LONDON (Reuters) - The British government will set out next week the work it has done so far on preparing to leave the European Union, Prime Minister Theresa May said in an interview broadcast on Sunday (Sept 4).
Since taking office in July, Mrs May and her Brexit minister David Davis have given little detail about what Britain's future relationship with the EU will look like, saying only they want it to involve curbs on immigration and a good deal on trade.
"He (Davis) will be making a statement to Parliament this week about the work that the government has been doing over the summer and obviously how we are going to take that forward in shaping the sort of relationship we want with the EU," Mrs May told the BBC's Andrew Marr show ahead of the Group of 20 summit in China.
Mrs May has been clear she will not trigger Article 50, the formal process of leaving the bloc, this year but said the government would not delay getting on with Brexit.
"I am very clear also that the British people also don't want the issue of Article 50 just being kicked into the long grass," she said.
On her way to the summit, Mrs May told reporters Britain's economy will suffer as a result of the decision to leave the EU despite signs in recent economic data that the impact has not been as severe as some predicted.
Mrs May told the BBC she would use the summit to begin talks with world leaders including US President Barack Obama, Indian Prime Minister Narendra Modi and Australian Prime Minister Malcolm Turnbull over future trade deals.

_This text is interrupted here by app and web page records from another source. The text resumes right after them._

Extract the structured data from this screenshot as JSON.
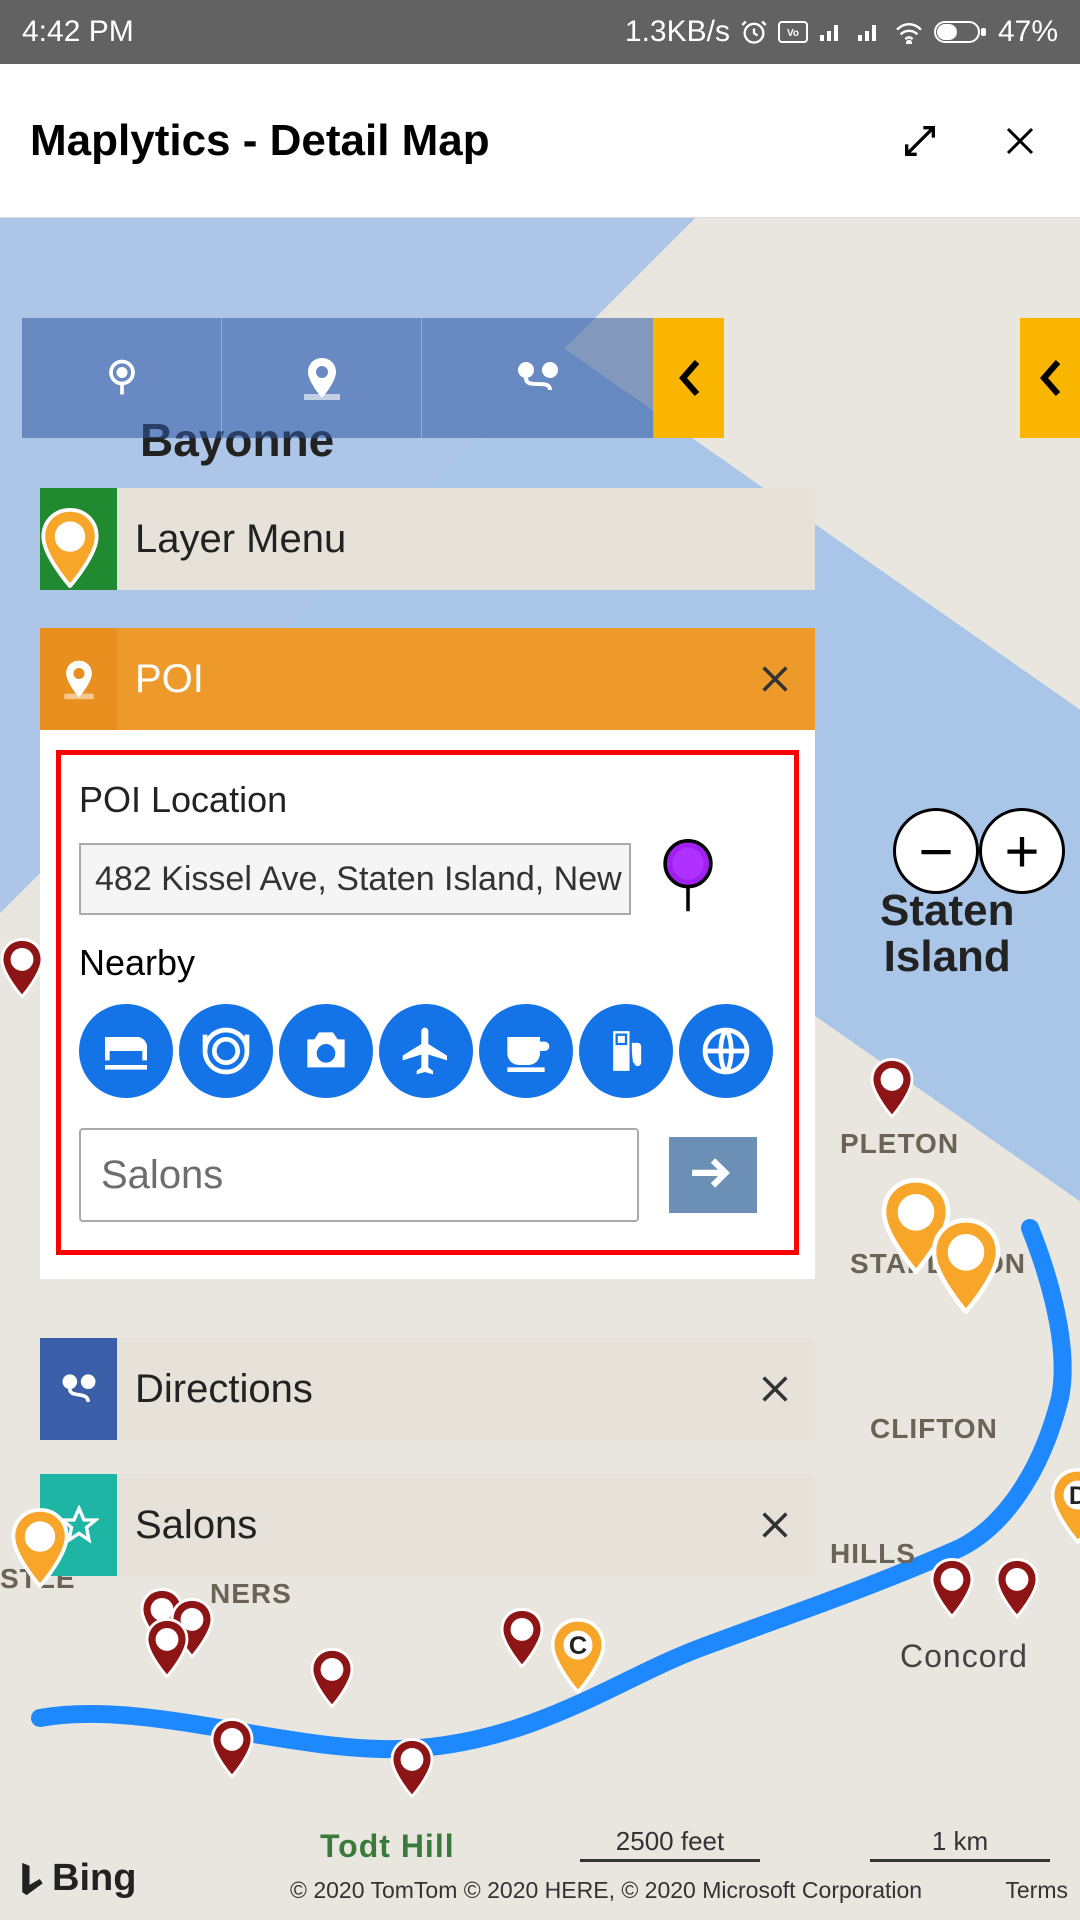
{
  "status": {
    "time": "4:42 PM",
    "rate": "1.3KB/s",
    "battery": "47%"
  },
  "header": {
    "title": "Maplytics - Detail Map"
  },
  "map": {
    "cities": {
      "bayonne": "Bayonne",
      "staten": "Staten\nIsland"
    },
    "areas": {
      "pleton": "PLETON",
      "stapleton": "STAPLETON",
      "clifton": "CLIFTON",
      "hills": "HILLS",
      "concord": "Concord",
      "todt": "Todt Hill",
      "ners": "NERS",
      "stle": "STLE"
    },
    "scale": {
      "feet": "2500 feet",
      "km": "1 km"
    },
    "brand": "Bing",
    "copyright": "© 2020 TomTom © 2020 HERE, © 2020 Microsoft Corporation",
    "terms": "Terms"
  },
  "panels": {
    "layer": {
      "title": "Layer Menu"
    },
    "poi": {
      "title": "POI",
      "location_label": "POI Location",
      "address": "482 Kissel Ave, Staten Island, New",
      "nearby_label": "Nearby",
      "search_value": "Salons"
    },
    "directions": {
      "title": "Directions"
    },
    "salons": {
      "title": "Salons"
    }
  },
  "nearby_icons": [
    "hotel",
    "restaurant",
    "camera",
    "airport",
    "coffee",
    "gas",
    "globe"
  ]
}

"I want to talk about how we can scope out what a trade deal and the negotiations on a trade deal would be like so that when the time comes, when we are able to sign those deals, we are able to do so," she said.

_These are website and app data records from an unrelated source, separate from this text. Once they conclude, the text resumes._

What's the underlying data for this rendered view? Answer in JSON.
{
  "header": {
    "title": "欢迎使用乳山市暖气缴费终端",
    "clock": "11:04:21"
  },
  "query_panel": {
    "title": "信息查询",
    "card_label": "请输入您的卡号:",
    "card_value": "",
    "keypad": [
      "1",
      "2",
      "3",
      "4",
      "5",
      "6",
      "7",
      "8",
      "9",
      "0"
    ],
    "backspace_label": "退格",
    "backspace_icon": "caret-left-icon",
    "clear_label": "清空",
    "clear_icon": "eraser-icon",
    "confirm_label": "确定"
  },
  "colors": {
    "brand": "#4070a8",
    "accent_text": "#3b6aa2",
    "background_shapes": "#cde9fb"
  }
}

Mrs May, who upset Chinese officials by delaying a US$24 billion project to build a partly Chinese-funded nuclear power plant, is also due to hold a one-to-one with Chinese President Xi Jinping at the summit. She told the BBC she would be making a decision on the deal later this month.
Mrs May said there would be no early national election, despite some in her ruling Conservatives believing turmoil in the opposition Labour Party gives them an opportunity to increase their small parliamentary majority.

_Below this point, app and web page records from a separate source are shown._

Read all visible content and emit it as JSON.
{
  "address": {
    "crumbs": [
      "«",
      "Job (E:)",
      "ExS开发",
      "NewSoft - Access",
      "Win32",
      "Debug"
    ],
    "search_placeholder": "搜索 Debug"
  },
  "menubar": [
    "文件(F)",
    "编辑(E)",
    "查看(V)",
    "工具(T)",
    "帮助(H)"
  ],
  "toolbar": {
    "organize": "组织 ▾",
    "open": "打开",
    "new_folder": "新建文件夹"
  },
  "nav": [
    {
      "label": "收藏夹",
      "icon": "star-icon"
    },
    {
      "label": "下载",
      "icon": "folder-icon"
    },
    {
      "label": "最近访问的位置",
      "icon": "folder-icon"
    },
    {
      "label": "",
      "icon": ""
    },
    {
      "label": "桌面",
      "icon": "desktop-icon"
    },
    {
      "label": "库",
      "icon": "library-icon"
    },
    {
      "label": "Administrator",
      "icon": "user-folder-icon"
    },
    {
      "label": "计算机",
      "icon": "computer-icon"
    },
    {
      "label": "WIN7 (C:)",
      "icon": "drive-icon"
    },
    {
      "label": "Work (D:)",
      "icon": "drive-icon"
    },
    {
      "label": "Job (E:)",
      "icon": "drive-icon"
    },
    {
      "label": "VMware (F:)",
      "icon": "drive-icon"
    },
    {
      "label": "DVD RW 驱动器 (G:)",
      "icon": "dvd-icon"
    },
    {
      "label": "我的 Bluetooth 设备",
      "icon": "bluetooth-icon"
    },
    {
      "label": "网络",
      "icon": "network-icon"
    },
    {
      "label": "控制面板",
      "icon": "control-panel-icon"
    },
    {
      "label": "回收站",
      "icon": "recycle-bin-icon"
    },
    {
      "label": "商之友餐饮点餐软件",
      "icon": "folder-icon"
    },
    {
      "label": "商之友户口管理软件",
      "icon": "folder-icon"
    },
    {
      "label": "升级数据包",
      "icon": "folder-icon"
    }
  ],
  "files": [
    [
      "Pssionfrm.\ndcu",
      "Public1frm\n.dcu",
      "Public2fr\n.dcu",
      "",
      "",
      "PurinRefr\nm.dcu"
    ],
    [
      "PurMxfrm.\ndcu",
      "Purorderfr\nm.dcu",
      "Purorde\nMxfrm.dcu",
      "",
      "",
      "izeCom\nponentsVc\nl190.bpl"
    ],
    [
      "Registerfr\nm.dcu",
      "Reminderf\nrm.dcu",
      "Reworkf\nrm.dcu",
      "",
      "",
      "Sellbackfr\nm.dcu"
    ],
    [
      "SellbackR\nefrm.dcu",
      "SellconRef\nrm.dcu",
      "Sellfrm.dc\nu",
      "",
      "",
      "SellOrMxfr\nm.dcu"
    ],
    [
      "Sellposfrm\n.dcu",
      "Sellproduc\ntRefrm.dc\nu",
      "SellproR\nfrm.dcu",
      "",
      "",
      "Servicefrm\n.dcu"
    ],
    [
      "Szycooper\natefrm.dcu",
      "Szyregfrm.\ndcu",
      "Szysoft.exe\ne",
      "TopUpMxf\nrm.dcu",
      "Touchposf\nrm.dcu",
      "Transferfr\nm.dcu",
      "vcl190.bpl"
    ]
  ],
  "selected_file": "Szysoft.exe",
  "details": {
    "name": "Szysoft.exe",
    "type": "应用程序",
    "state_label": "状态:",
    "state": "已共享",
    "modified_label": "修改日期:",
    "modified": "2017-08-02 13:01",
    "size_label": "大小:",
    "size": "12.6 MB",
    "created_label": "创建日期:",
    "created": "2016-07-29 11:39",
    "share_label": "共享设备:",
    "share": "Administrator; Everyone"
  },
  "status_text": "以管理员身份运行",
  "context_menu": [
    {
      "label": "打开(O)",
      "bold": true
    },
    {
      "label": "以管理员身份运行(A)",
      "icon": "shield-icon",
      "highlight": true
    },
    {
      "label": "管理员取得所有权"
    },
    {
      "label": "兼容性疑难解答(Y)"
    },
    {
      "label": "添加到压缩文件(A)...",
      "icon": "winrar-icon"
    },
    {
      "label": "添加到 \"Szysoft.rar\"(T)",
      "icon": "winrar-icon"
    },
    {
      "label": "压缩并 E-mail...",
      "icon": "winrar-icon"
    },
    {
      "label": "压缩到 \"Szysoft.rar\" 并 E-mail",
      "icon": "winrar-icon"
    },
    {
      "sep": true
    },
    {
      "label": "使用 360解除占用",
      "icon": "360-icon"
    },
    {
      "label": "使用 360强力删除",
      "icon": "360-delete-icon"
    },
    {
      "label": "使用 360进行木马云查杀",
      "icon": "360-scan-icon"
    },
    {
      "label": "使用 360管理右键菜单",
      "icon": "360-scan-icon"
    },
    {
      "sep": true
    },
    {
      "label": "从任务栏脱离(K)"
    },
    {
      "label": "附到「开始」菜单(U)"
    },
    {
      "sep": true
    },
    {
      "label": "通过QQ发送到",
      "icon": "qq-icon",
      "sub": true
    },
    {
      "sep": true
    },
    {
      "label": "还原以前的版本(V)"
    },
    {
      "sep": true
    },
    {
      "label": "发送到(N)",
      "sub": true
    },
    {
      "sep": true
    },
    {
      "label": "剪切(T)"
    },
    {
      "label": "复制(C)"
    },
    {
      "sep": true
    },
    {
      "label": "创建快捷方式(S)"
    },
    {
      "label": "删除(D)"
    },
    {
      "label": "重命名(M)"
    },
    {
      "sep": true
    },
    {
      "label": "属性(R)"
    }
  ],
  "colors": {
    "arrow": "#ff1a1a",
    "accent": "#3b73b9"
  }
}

"We need that period of time, that stability to be able to deal with the issues that the country is facing and have that election in 2020," she said.
She also dismissed comments by Scottish First Minister Nicola Sturgeon that the Brexit vote had shifted the debate on Scottish independence just two years after Scots voted by 10 percentage points to reject it.
Opinion polls did not suggest the Scottish people want another vote, Mrs May said.